I just don’t think you can do as badly in shots against as he usually does and hold down an NHL job. Expected goals still thinks he’s okay, and certainly shot differentials aren’t the whole story. Polak is a walking shot quality argument (despite those heavy slapshots he wires off that don’t seem to ever achieve much.) But he gets submarined in shots against, and it’s much, much worse than anyone else in the defence group, including his regular partner Hunwick. That’s pretty tough to deal with.

Having said that; as with Hunwick, Polak improved as the year went on. Unfortunately, that was before an injury that threatened his already questionable mobility. If the Leafs are operating coldly, they shouldn’t re-sign Polak (at least as a player—he might make a pretty fine consultant in the Robidas style, if they want another one.) I’ll understand why they might want to bring him back, but at best, I don’t think he’s more than a 7D now.
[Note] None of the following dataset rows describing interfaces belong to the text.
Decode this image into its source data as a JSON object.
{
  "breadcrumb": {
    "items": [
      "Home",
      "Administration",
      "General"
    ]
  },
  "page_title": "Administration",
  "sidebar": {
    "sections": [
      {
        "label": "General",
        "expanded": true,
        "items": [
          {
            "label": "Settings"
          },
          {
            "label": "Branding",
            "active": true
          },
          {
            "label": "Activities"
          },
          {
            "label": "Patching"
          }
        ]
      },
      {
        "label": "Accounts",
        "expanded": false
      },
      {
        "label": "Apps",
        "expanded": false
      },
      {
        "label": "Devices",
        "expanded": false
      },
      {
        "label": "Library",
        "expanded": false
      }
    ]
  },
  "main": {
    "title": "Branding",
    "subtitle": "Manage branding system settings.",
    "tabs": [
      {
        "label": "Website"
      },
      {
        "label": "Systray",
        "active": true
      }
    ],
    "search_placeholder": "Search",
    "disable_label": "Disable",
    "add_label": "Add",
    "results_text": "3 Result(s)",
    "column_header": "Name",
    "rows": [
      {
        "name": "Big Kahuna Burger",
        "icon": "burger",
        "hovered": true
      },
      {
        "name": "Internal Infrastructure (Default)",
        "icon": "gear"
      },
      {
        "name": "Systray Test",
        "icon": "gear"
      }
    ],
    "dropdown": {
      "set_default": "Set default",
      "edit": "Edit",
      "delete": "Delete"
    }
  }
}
Martin Marincin

I have long been a card-carrying member of the Marmar Fan Club—actually, at this point, I’m not sure if there’s anyone else left in it besides me and Arvind—and it’s because of numbers like these. Martin Marincin does everything at an above average level except produce points, and yet people who go by the eye test loathe him. Mike Babcock seemed unimpressed with his work for much of this year, but Marmar reappeared a penalty-killer when push came to shove. His work against the guillotine-like Washington power play was bordering on heroic at times.

There are really only two ways to go with Marincin: either he’s a sneakily good defensive defenceman on net value—I’m not defending the occasional brain fart he has where he gifts the puck away—or the numbers are all wrong. Maybe the stats overrate Marincin, but I find it very hard to believe he can do so many things that lead to consistently good underlying numbers and be totally useless. Hell, his relative shot share is the best on the team. And Marincin is a left-hand defender who can survive playing right side. If the Leafs still have Marincin next season, and I think they will, they might make some decent use of him yet.